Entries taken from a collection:
______
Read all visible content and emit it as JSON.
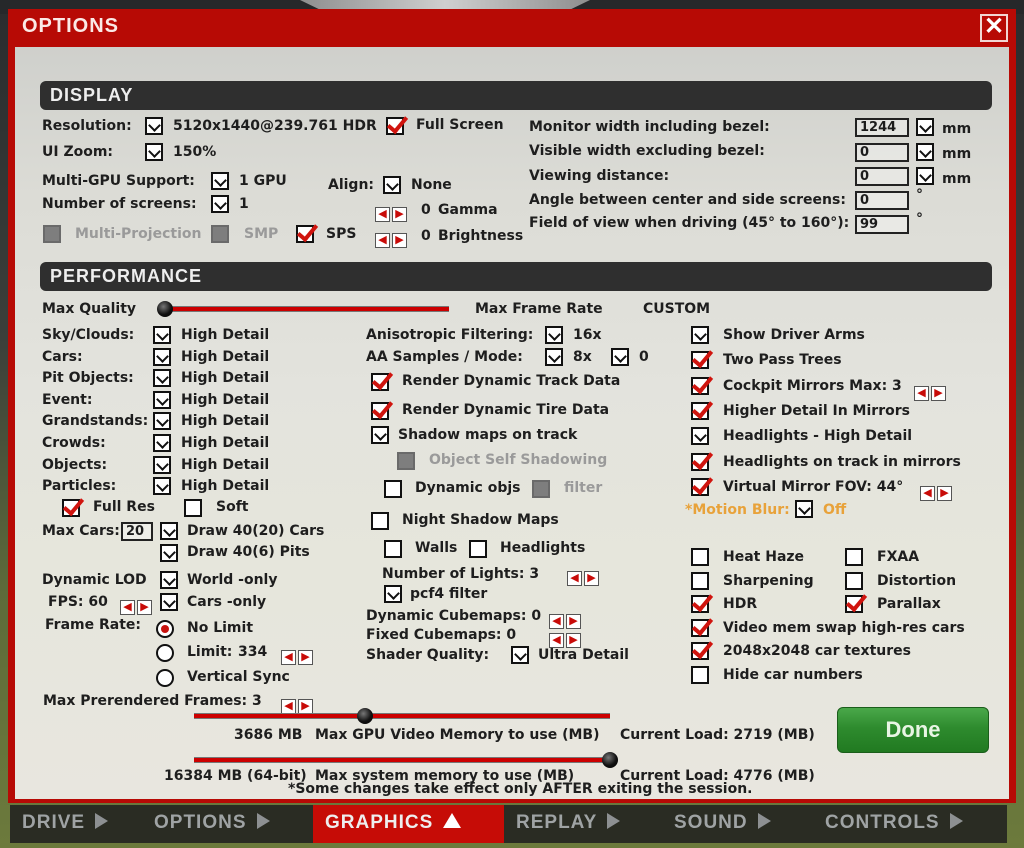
{
  "window": {
    "title": "OPTIONS",
    "close_icon": "close-x-icon"
  },
  "display": {
    "heading": "DISPLAY",
    "resolution_label": "Resolution:",
    "resolution_value": "5120x1440@239.761 HDR",
    "fullscreen_label": "Full Screen",
    "fullscreen_checked": true,
    "ui_zoom_label": "UI Zoom:",
    "ui_zoom_value": "150%",
    "multigpu_label": "Multi-GPU Support:",
    "multigpu_value": "1 GPU",
    "screens_label": "Number of screens:",
    "screens_value": "1",
    "align_label": "Align:",
    "align_value": "None",
    "gamma_value": "0",
    "gamma_label": "Gamma",
    "brightness_value": "0",
    "brightness_label": "Brightness",
    "multiprojection_label": "Multi-Projection",
    "smp_label": "SMP",
    "sps_label": "SPS",
    "sps_checked": true,
    "monitor_width_label": "Monitor width including bezel:",
    "monitor_width_value": "1244",
    "visible_width_label": "Visible width excluding bezel:",
    "visible_width_value": "0",
    "viewing_distance_label": "Viewing distance:",
    "viewing_distance_value": "0",
    "angle_label": "Angle between center and side screens:",
    "angle_value": "0",
    "fov_label": "Field of view when driving (45° to 160°):",
    "fov_value": "99",
    "unit_mm": "mm",
    "unit_deg": "°"
  },
  "performance": {
    "heading": "PERFORMANCE",
    "max_quality_label": "Max Quality",
    "max_framerate_label": "Max Frame Rate",
    "preset_value": "CUSTOM",
    "quality_slider_position": 0,
    "detail_rows": [
      {
        "label": "Sky/Clouds:",
        "value": "High Detail"
      },
      {
        "label": "Cars:",
        "value": "High Detail"
      },
      {
        "label": "Pit Objects:",
        "value": "High Detail"
      },
      {
        "label": "Event:",
        "value": "High Detail"
      },
      {
        "label": "Grandstands:",
        "value": "High Detail"
      },
      {
        "label": "Crowds:",
        "value": "High Detail"
      },
      {
        "label": "Objects:",
        "value": "High Detail"
      },
      {
        "label": "Particles:",
        "value": "High Detail"
      }
    ],
    "full_res_label": "Full Res",
    "soft_label": "Soft",
    "max_cars_label": "Max Cars:",
    "max_cars_value": "20",
    "draw_cars_value": "Draw 40(20) Cars",
    "draw_pits_value": "Draw 40(6) Pits",
    "dynamic_lod_label": "Dynamic LOD",
    "world_only_value": "World -only",
    "fps_label": "FPS: 60",
    "cars_only_value": "Cars -only",
    "frame_rate_label": "Frame Rate:",
    "frame_rate_options": [
      "No Limit",
      "Limit:",
      "Vertical Sync"
    ],
    "frame_rate_selected": "No Limit",
    "frame_limit_value": "334",
    "prerendered_label": "Max Prerendered Frames: 3",
    "aniso_label": "Anisotropic Filtering:",
    "aniso_value": "16x",
    "aa_label": "AA Samples / Mode:",
    "aa_samples_value": "8x",
    "aa_mode_value": "0",
    "render_track_label": "Render Dynamic Track Data",
    "render_tire_label": "Render Dynamic Tire Data",
    "shadow_maps_label": "Shadow maps on track",
    "self_shadow_label": "Object Self Shadowing",
    "dynamic_objs_label": "Dynamic objs",
    "filter_label": "filter",
    "night_shadow_label": "Night Shadow Maps",
    "walls_label": "Walls",
    "headlights_label": "Headlights",
    "num_lights_label": "Number of Lights: 3",
    "pcf4_label": "pcf4 filter",
    "dyn_cubemaps_label": "Dynamic Cubemaps: 0",
    "fixed_cubemaps_label": "Fixed Cubemaps: 0",
    "shader_label": "Shader Quality:",
    "shader_value": "Ultra Detail",
    "right_options": [
      {
        "label": "Show Driver Arms",
        "state": "dropdown"
      },
      {
        "label": "Two Pass Trees",
        "state": "checked"
      },
      {
        "label": "Cockpit Mirrors  Max:  3",
        "state": "checked"
      },
      {
        "label": "Higher Detail In Mirrors",
        "state": "checked"
      },
      {
        "label": "Headlights - High Detail",
        "state": "dropdown"
      },
      {
        "label": "Headlights on track in mirrors",
        "state": "checked"
      },
      {
        "label": "Virtual Mirror   FOV:  44°",
        "state": "checked"
      }
    ],
    "motion_blur_label": "*Motion Blur:",
    "motion_blur_value": "Off",
    "effects": [
      {
        "label": "Heat Haze",
        "checked": false
      },
      {
        "label": "FXAA",
        "checked": false
      },
      {
        "label": "Sharpening",
        "checked": false
      },
      {
        "label": "Distortion",
        "checked": false
      },
      {
        "label": "HDR",
        "checked": true
      },
      {
        "label": "Parallax",
        "checked": true
      },
      {
        "label": "Video mem swap high-res cars",
        "checked": true
      },
      {
        "label": "2048x2048 car textures",
        "checked": true
      },
      {
        "label": "Hide car numbers",
        "checked": false
      }
    ],
    "gpu_mem_value": "3686 MB",
    "gpu_mem_label": "Max GPU Video Memory to use (MB)",
    "gpu_mem_fraction": 0.41,
    "gpu_load": "Current Load: 2719 (MB)",
    "sys_mem_value": "16384 MB (64-bit)",
    "sys_mem_label": "Max system memory to use (MB)",
    "sys_mem_fraction": 1.0,
    "sys_load": "Current Load: 4776 (MB)",
    "note": "*Some changes take effect only AFTER exiting the session."
  },
  "done_label": "Done",
  "nav": [
    {
      "label": "DRIVE",
      "active": false
    },
    {
      "label": "OPTIONS",
      "active": false
    },
    {
      "label": "GRAPHICS",
      "active": true
    },
    {
      "label": "REPLAY",
      "active": false
    },
    {
      "label": "SOUND",
      "active": false
    },
    {
      "label": "CONTROLS",
      "active": false
    }
  ]
}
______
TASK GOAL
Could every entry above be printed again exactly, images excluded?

SOLUTION TO THIS TASK
Read all visible content and emit it as JSON.
{
  "window": {
    "title": "OPTIONS",
    "close_icon": "close-x-icon"
  },
  "display": {
    "heading": "DISPLAY",
    "resolution_label": "Resolution:",
    "resolution_value": "5120x1440@239.761 HDR",
    "fullscreen_label": "Full Screen",
    "fullscreen_checked": true,
    "ui_zoom_label": "UI Zoom:",
    "ui_zoom_value": "150%",
    "multigpu_label": "Multi-GPU Support:",
    "multigpu_value": "1 GPU",
    "screens_label": "Number of screens:",
    "screens_value": "1",
    "align_label": "Align:",
    "align_value": "None",
    "gamma_value": "0",
    "gamma_label": "Gamma",
    "brightness_value": "0",
    "brightness_label": "Brightness",
    "multiprojection_label": "Multi-Projection",
    "smp_label": "SMP",
    "sps_label": "SPS",
    "sps_checked": true,
    "monitor_width_label": "Monitor width including bezel:",
    "monitor_width_value": "1244",
    "visible_width_label": "Visible width excluding bezel:",
    "visible_width_value": "0",
    "viewing_distance_label": "Viewing distance:",
    "viewing_distance_value": "0",
    "angle_label": "Angle between center and side screens:",
    "angle_value": "0",
    "fov_label": "Field of view when driving (45° to 160°):",
    "fov_value": "99",
    "unit_mm": "mm",
    "unit_deg": "°"
  },
  "performance": {
    "heading": "PERFORMANCE",
    "max_quality_label": "Max Quality",
    "max_framerate_label": "Max Frame Rate",
    "preset_value": "CUSTOM",
    "quality_slider_position": 0,
    "detail_rows": [
      {
        "label": "Sky/Clouds:",
        "value": "High Detail"
      },
      {
        "label": "Cars:",
        "value": "High Detail"
      },
      {
        "label": "Pit Objects:",
        "value": "High Detail"
      },
      {
        "label": "Event:",
        "value": "High Detail"
      },
      {
        "label": "Grandstands:",
        "value": "High Detail"
      },
      {
        "label": "Crowds:",
        "value": "High Detail"
      },
      {
        "label": "Objects:",
        "value": "High Detail"
      },
      {
        "label": "Particles:",
        "value": "High Detail"
      }
    ],
    "full_res_label": "Full Res",
    "soft_label": "Soft",
    "max_cars_label": "Max Cars:",
    "max_cars_value": "20",
    "draw_cars_value": "Draw 40(20) Cars",
    "draw_pits_value": "Draw 40(6) Pits",
    "dynamic_lod_label": "Dynamic LOD",
    "world_only_value": "World -only",
    "fps_label": "FPS: 60",
    "cars_only_value": "Cars -only",
    "frame_rate_label": "Frame Rate:",
    "frame_rate_options": [
      "No Limit",
      "Limit:",
      "Vertical Sync"
    ],
    "frame_rate_selected": "No Limit",
    "frame_limit_value": "334",
    "prerendered_label": "Max Prerendered Frames: 3",
    "aniso_label": "Anisotropic Filtering:",
    "aniso_value": "16x",
    "aa_label": "AA Samples / Mode:",
    "aa_samples_value": "8x",
    "aa_mode_value": "0",
    "render_track_label": "Render Dynamic Track Data",
    "render_tire_label": "Render Dynamic Tire Data",
    "shadow_maps_label": "Shadow maps on track",
    "self_shadow_label": "Object Self Shadowing",
    "dynamic_objs_label": "Dynamic objs",
    "filter_label": "filter",
    "night_shadow_label": "Night Shadow Maps",
    "walls_label": "Walls",
    "headlights_label": "Headlights",
    "num_lights_label": "Number of Lights: 3",
    "pcf4_label": "pcf4 filter",
    "dyn_cubemaps_label": "Dynamic Cubemaps: 0",
    "fixed_cubemaps_label": "Fixed Cubemaps: 0",
    "shader_label": "Shader Quality:",
    "shader_value": "Ultra Detail",
    "right_options": [
      {
        "label": "Show Driver Arms",
        "state": "dropdown"
      },
      {
        "label": "Two Pass Trees",
        "state": "checked"
      },
      {
        "label": "Cockpit Mirrors  Max:  3",
        "state": "checked"
      },
      {
        "label": "Higher Detail In Mirrors",
        "state": "checked"
      },
      {
        "label": "Headlights - High Detail",
        "state": "dropdown"
      },
      {
        "label": "Headlights on track in mirrors",
        "state": "checked"
      },
      {
        "label": "Virtual Mirror   FOV:  44°",
        "state": "checked"
      }
    ],
    "motion_blur_label": "*Motion Blur:",
    "motion_blur_value": "Off",
    "effects": [
      {
        "label": "Heat Haze",
        "checked": false
      },
      {
        "label": "FXAA",
        "checked": false
      },
      {
        "label": "Sharpening",
        "checked": false
      },
      {
        "label": "Distortion",
        "checked": false
      },
      {
        "label": "HDR",
        "checked": true
      },
      {
        "label": "Parallax",
        "checked": true
      },
      {
        "label": "Video mem swap high-res cars",
        "checked": true
      },
      {
        "label": "2048x2048 car textures",
        "checked": true
      },
      {
        "label": "Hide car numbers",
        "checked": false
      }
    ],
    "gpu_mem_value": "3686 MB",
    "gpu_mem_label": "Max GPU Video Memory to use (MB)",
    "gpu_mem_fraction": 0.41,
    "gpu_load": "Current Load: 2719 (MB)",
    "sys_mem_value": "16384 MB (64-bit)",
    "sys_mem_label": "Max system memory to use (MB)",
    "sys_mem_fraction": 1.0,
    "sys_load": "Current Load: 4776 (MB)",
    "note": "*Some changes take effect only AFTER exiting the session."
  },
  "done_label": "Done",
  "nav": [
    {
      "label": "DRIVE",
      "active": false
    },
    {
      "label": "OPTIONS",
      "active": false
    },
    {
      "label": "GRAPHICS",
      "active": true
    },
    {
      "label": "REPLAY",
      "active": false
    },
    {
      "label": "SOUND",
      "active": false
    },
    {
      "label": "CONTROLS",
      "active": false
    }
  ]
}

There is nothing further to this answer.